Nineteen-year-old Donald Hunter was being held at Wayne County Jail as prosecutors approved a warrant charging him with two felony counts of third-degree criminal sexual conduct, punishable by up to 15 years in prison, Detroit Police spokesman John Roach said tonight.
Maria Miller, a spokeswoman for the Wayne County Prosecutorâs Office, said she could not identify the suspect because she did not know if the warrant had been signed by a magistrate. If so, the suspect could be arraigned as early as today.
The girl told investigators they had sex in the bedroom of her east side home, where she hid him Saturday night and Sunday until her mother found Hunter and detained him until police arrived.
The girlâs mother heatedly explained today that she tried to stop the relationship after the pair met online last year and she thought the boy was just 15. She canceled her daughterâs Internet service, shut off the girlâs cell phone and pulled her out of one school for another.
As her mother spoke, the girl softly called the man her first boyfriend.
â(I hope) I get blamed for it and he donât go to jail,â the quiet teen said.
She said she believes her motherâs vow to send her to a convent. âI understand.
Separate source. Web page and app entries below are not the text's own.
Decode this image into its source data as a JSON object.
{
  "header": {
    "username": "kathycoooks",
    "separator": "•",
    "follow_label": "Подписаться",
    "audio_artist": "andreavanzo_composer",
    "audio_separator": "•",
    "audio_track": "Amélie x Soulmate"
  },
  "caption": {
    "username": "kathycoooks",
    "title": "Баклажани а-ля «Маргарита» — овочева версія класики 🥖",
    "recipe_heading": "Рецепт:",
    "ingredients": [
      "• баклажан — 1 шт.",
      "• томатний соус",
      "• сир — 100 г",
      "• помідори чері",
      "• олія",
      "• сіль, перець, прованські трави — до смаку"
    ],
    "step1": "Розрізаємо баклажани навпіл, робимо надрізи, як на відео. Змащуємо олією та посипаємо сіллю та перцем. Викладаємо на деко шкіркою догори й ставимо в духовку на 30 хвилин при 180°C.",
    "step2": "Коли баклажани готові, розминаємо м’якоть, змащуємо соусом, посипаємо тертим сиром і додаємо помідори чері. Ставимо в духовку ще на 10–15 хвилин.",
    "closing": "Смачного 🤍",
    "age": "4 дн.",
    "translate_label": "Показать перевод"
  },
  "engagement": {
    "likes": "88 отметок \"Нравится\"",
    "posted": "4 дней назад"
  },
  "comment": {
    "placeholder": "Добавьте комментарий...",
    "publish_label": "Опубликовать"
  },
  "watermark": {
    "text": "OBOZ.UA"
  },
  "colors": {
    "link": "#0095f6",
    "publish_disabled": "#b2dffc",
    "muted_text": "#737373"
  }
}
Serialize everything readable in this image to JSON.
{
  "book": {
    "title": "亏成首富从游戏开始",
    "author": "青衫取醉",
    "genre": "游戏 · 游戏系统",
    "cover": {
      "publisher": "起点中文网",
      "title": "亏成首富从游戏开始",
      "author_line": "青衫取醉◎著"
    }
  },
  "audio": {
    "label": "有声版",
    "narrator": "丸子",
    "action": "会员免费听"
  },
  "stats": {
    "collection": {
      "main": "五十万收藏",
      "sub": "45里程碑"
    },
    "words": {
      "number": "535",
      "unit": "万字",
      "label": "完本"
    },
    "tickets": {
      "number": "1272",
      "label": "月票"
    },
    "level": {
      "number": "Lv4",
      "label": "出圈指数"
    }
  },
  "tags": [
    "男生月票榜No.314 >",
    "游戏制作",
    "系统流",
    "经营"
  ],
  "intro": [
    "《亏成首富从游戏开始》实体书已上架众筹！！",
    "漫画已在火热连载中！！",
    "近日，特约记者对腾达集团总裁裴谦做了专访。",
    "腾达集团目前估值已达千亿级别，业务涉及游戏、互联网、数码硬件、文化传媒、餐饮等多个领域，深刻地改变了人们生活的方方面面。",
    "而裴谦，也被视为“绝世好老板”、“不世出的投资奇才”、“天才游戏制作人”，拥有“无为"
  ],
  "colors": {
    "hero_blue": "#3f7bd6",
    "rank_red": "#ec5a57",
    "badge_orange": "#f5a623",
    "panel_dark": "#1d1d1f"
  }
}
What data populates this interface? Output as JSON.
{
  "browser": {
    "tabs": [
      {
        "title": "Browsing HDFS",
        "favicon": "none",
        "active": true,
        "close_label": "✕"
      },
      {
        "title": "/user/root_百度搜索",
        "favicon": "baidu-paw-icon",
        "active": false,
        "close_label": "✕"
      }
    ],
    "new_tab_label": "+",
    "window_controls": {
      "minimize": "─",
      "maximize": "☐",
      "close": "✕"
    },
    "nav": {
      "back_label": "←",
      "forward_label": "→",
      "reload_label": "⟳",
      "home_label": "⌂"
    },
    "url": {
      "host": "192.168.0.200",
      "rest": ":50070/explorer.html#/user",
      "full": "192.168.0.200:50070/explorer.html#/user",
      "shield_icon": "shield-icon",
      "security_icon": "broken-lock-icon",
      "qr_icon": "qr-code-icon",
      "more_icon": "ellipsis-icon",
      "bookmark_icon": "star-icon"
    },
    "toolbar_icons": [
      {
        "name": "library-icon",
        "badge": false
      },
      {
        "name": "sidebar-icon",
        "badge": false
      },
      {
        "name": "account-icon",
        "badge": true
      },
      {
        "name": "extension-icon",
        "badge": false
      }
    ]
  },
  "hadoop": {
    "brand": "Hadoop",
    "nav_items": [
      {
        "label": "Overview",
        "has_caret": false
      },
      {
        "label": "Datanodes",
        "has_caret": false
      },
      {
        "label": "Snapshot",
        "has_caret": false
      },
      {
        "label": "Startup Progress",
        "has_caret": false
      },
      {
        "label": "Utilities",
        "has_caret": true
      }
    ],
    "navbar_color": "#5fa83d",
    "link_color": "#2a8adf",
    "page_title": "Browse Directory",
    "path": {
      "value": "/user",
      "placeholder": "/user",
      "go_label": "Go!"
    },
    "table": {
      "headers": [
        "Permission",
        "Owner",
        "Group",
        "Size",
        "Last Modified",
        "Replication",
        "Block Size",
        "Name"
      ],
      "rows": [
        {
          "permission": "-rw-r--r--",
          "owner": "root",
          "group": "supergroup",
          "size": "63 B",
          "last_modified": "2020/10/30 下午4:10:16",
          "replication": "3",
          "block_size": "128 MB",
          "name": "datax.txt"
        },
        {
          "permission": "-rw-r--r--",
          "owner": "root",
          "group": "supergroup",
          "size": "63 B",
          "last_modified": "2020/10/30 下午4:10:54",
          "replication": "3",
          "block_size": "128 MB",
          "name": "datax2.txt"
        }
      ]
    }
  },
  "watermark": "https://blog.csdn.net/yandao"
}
Sheâs right.â
The case has those who deal with troubled teens again waving warning flags about children using the Internet and Web sites like Facebook and MySpace.
âThis case illustrates that we must be diligent about monitoring what our children are doing on the Web,â Prosecutor Kym Worthy said.
Detroit Police Chief Warren Evans said in a statement that âan iron-clad conditionâ of a child being allowed to use the Internet should be for the parent to know the passwords to their childâs e-mail and social networking accounts.
Birmingham psychologist Aldona M. Valivonis, who specializes in treating adolescents, said Facebook gives users the ability to create the person they want to be â" accurate or not.
âThatâs just the dangers of the Internet,â Valivonis said. âI think Facebook really opens people up to danger. You donât know whoâs e-mailing you or writing on your wall. They just say âI want to be your friend.â"
The social networking site can also create an illusion of friendship for teens â" and adults â" seeking companionship, she added.
âFacebook itself is a way to feel you have a lot of friends, but theyâre not necessarily all your friends.â she said. âYou meet friends through work, or school or family. And it takes a long time to makes friends.â
Contact TAMMY STABLES BATTAGLIA : 313-223-4456 or tbattaglia@...